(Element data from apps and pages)
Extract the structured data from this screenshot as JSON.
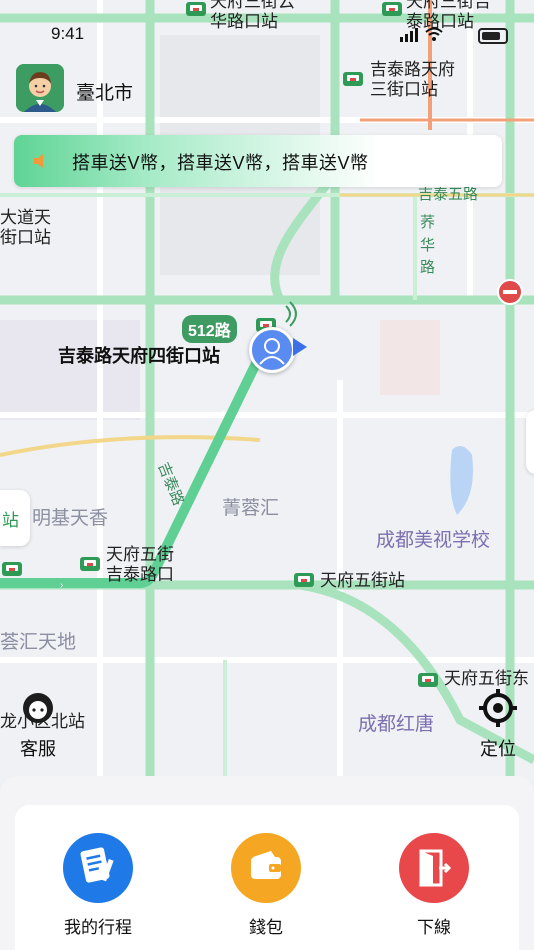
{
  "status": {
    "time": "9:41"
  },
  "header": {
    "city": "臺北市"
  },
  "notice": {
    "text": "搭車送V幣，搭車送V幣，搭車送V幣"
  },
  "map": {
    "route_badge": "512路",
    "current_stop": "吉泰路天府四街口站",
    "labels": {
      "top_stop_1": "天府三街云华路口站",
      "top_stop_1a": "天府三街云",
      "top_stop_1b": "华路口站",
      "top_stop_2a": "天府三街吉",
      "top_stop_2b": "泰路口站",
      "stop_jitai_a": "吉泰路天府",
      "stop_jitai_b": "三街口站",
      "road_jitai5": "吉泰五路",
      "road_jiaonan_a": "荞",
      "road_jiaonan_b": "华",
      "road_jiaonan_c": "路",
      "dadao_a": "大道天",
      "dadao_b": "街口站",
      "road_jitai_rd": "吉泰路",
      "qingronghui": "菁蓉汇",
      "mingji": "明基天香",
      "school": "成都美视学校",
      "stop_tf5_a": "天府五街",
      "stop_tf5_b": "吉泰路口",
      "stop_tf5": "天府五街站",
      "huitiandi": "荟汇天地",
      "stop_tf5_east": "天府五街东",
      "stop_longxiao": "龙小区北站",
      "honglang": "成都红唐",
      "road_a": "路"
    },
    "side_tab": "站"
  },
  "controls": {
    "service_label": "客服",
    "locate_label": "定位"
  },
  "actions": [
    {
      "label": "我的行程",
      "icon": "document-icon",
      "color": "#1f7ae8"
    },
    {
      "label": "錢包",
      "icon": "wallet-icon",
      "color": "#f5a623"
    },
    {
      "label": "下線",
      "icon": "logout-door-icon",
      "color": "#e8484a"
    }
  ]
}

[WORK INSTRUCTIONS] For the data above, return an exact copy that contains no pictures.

[RESULT OF THE EXERCISE]
Extract the structured data from this screenshot as JSON.
{
  "status": {
    "time": "9:41"
  },
  "header": {
    "city": "臺北市"
  },
  "notice": {
    "text": "搭車送V幣，搭車送V幣，搭車送V幣"
  },
  "map": {
    "route_badge": "512路",
    "current_stop": "吉泰路天府四街口站",
    "labels": {
      "top_stop_1": "天府三街云华路口站",
      "top_stop_1a": "天府三街云",
      "top_stop_1b": "华路口站",
      "top_stop_2a": "天府三街吉",
      "top_stop_2b": "泰路口站",
      "stop_jitai_a": "吉泰路天府",
      "stop_jitai_b": "三街口站",
      "road_jitai5": "吉泰五路",
      "road_jiaonan_a": "荞",
      "road_jiaonan_b": "华",
      "road_jiaonan_c": "路",
      "dadao_a": "大道天",
      "dadao_b": "街口站",
      "road_jitai_rd": "吉泰路",
      "qingronghui": "菁蓉汇",
      "mingji": "明基天香",
      "school": "成都美视学校",
      "stop_tf5_a": "天府五街",
      "stop_tf5_b": "吉泰路口",
      "stop_tf5": "天府五街站",
      "huitiandi": "荟汇天地",
      "stop_tf5_east": "天府五街东",
      "stop_longxiao": "龙小区北站",
      "honglang": "成都红唐",
      "road_a": "路"
    },
    "side_tab": "站"
  },
  "controls": {
    "service_label": "客服",
    "locate_label": "定位"
  },
  "actions": [
    {
      "label": "我的行程",
      "icon": "document-icon",
      "color": "#1f7ae8"
    },
    {
      "label": "錢包",
      "icon": "wallet-icon",
      "color": "#f5a623"
    },
    {
      "label": "下線",
      "icon": "logout-door-icon",
      "color": "#e8484a"
    }
  ]
}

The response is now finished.